## Exercise brief
The entries should be restated word for word.

## Information provided
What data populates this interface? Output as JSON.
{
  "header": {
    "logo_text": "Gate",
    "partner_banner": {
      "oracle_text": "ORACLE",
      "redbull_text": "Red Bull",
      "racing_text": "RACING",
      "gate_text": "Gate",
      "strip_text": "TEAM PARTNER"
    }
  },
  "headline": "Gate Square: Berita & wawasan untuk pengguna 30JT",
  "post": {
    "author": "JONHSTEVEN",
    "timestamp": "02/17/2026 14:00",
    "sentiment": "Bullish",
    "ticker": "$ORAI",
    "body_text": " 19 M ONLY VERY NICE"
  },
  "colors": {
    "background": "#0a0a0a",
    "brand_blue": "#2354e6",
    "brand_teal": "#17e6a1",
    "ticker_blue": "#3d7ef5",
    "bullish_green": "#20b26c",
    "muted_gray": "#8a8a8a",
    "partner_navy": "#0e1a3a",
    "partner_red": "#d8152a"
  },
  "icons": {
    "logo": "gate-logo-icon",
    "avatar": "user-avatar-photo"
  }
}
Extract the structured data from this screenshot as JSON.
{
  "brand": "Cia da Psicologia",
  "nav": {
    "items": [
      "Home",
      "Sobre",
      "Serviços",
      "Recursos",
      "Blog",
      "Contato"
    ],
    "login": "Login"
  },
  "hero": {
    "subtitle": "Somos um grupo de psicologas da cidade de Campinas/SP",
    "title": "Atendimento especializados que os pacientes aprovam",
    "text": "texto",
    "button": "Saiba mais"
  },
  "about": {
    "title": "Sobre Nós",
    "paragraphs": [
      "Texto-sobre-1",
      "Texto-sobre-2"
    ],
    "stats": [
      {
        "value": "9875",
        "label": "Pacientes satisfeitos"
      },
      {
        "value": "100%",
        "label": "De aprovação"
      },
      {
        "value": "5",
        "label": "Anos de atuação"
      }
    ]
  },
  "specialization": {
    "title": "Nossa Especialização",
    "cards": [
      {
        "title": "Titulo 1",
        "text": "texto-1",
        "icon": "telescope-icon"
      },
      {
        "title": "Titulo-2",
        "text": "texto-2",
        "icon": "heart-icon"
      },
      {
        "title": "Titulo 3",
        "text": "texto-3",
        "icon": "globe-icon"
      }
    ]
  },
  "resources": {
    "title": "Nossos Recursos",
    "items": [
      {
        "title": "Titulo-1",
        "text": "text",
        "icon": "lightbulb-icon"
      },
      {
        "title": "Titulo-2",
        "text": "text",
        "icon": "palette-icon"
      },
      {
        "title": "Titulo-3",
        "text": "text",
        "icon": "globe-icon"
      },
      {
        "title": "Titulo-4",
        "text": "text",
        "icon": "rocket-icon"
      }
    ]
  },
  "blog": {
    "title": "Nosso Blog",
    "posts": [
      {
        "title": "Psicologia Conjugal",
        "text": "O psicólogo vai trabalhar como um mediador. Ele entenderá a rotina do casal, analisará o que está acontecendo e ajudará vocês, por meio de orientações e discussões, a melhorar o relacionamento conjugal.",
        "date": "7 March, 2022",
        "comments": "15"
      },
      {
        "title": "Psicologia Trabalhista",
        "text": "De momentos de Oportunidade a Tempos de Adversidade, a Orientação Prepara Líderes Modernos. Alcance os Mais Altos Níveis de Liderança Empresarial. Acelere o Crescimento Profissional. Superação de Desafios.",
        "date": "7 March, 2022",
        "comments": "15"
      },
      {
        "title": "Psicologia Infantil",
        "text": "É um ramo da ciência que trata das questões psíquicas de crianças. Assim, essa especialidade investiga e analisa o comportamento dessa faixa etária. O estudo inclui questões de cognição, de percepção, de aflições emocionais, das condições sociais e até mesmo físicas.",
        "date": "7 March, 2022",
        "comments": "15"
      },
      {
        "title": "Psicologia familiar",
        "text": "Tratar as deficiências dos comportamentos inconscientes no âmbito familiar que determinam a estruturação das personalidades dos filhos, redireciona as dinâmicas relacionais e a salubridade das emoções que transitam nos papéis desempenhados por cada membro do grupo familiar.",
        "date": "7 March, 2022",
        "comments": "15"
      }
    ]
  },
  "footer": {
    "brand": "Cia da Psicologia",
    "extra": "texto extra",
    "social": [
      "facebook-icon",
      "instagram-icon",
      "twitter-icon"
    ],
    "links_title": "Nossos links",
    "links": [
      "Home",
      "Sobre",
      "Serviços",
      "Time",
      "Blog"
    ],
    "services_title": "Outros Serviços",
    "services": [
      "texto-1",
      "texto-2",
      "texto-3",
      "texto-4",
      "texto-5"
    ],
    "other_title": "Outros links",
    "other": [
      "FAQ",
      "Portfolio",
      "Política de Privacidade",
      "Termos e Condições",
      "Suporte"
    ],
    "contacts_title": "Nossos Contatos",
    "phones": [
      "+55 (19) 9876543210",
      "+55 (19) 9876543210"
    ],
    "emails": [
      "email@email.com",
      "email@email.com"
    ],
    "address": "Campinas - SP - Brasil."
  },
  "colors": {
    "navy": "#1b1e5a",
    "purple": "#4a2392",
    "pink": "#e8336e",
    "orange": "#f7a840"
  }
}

## Answer box
What data populates this interface? Output as JSON.
{
  "header": {
    "logo_text": "Gate",
    "partner_banner": {
      "oracle_text": "ORACLE",
      "redbull_text": "Red Bull",
      "racing_text": "RACING",
      "gate_text": "Gate",
      "strip_text": "TEAM PARTNER"
    }
  },
  "headline": "Gate Square: Berita & wawasan untuk pengguna 30JT",
  "post": {
    "author": "JONHSTEVEN",
    "timestamp": "02/17/2026 14:00",
    "sentiment": "Bullish",
    "ticker": "$ORAI",
    "body_text": " 19 M ONLY VERY NICE"
  },
  "colors": {
    "background": "#0a0a0a",
    "brand_blue": "#2354e6",
    "brand_teal": "#17e6a1",
    "ticker_blue": "#3d7ef5",
    "bullish_green": "#20b26c",
    "muted_gray": "#8a8a8a",
    "partner_navy": "#0e1a3a",
    "partner_red": "#d8152a"
  },
  "icons": {
    "logo": "gate-logo-icon",
    "avatar": "user-avatar-photo"
  }
}
Extract the structured data from this screenshot as JSON.
{
  "brand": "Cia da Psicologia",
  "nav": {
    "items": [
      "Home",
      "Sobre",
      "Serviços",
      "Recursos",
      "Blog",
      "Contato"
    ],
    "login": "Login"
  },
  "hero": {
    "subtitle": "Somos um grupo de psicologas da cidade de Campinas/SP",
    "title": "Atendimento especializados que os pacientes aprovam",
    "text": "texto",
    "button": "Saiba mais"
  },
  "about": {
    "title": "Sobre Nós",
    "paragraphs": [
      "Texto-sobre-1",
      "Texto-sobre-2"
    ],
    "stats": [
      {
        "value": "9875",
        "label": "Pacientes satisfeitos"
      },
      {
        "value": "100%",
        "label": "De aprovação"
      },
      {
        "value": "5",
        "label": "Anos de atuação"
      }
    ]
  },
  "specialization": {
    "title": "Nossa Especialização",
    "cards": [
      {
        "title": "Titulo 1",
        "text": "texto-1",
        "icon": "telescope-icon"
      },
      {
        "title": "Titulo-2",
        "text": "texto-2",
        "icon": "heart-icon"
      },
      {
        "title": "Titulo 3",
        "text": "texto-3",
        "icon": "globe-icon"
      }
    ]
  },
  "resources": {
    "title": "Nossos Recursos",
    "items": [
      {
        "title": "Titulo-1",
        "text": "text",
        "icon": "lightbulb-icon"
      },
      {
        "title": "Titulo-2",
        "text": "text",
        "icon": "palette-icon"
      },
      {
        "title": "Titulo-3",
        "text": "text",
        "icon": "globe-icon"
      },
      {
        "title": "Titulo-4",
        "text": "text",
        "icon": "rocket-icon"
      }
    ]
  },
  "blog": {
    "title": "Nosso Blog",
    "posts": [
      {
        "title": "Psicologia Conjugal",
        "text": "O psicólogo vai trabalhar como um mediador. Ele entenderá a rotina do casal, analisará o que está acontecendo e ajudará vocês, por meio de orientações e discussões, a melhorar o relacionamento conjugal.",
        "date": "7 March, 2022",
        "comments": "15"
      },
      {
        "title": "Psicologia Trabalhista",
        "text": "De momentos de Oportunidade a Tempos de Adversidade, a Orientação Prepara Líderes Modernos. Alcance os Mais Altos Níveis de Liderança Empresarial. Acelere o Crescimento Profissional. Superação de Desafios.",
        "date": "7 March, 2022",
        "comments": "15"
      },
      {
        "title": "Psicologia Infantil",
        "text": "É um ramo da ciência que trata das questões psíquicas de crianças. Assim, essa especialidade investiga e analisa o comportamento dessa faixa etária. O estudo inclui questões de cognição, de percepção, de aflições emocionais, das condições sociais e até mesmo físicas.",
        "date": "7 March, 2022",
        "comments": "15"
      },
      {
        "title": "Psicologia familiar",
        "text": "Tratar as deficiências dos comportamentos inconscientes no âmbito familiar que determinam a estruturação das personalidades dos filhos, redireciona as dinâmicas relacionais e a salubridade das emoções que transitam nos papéis desempenhados por cada membro do grupo familiar.",
        "date": "7 March, 2022",
        "comments": "15"
      }
    ]
  },
  "footer": {
    "brand": "Cia da Psicologia",
    "extra": "texto extra",
    "social": [
      "facebook-icon",
      "instagram-icon",
      "twitter-icon"
    ],
    "links_title": "Nossos links",
    "links": [
      "Home",
      "Sobre",
      "Serviços",
      "Time",
      "Blog"
    ],
    "services_title": "Outros Serviços",
    "services": [
      "texto-1",
      "texto-2",
      "texto-3",
      "texto-4",
      "texto-5"
    ],
    "other_title": "Outros links",
    "other": [
      "FAQ",
      "Portfolio",
      "Política de Privacidade",
      "Termos e Condições",
      "Suporte"
    ],
    "contacts_title": "Nossos Contatos",
    "phones": [
      "+55 (19) 9876543210",
      "+55 (19) 9876543210"
    ],
    "emails": [
      "email@email.com",
      "email@email.com"
    ],
    "address": "Campinas - SP - Brasil."
  },
  "colors": {
    "navy": "#1b1e5a",
    "purple": "#4a2392",
    "pink": "#e8336e",
    "orange": "#f7a840"
  }
}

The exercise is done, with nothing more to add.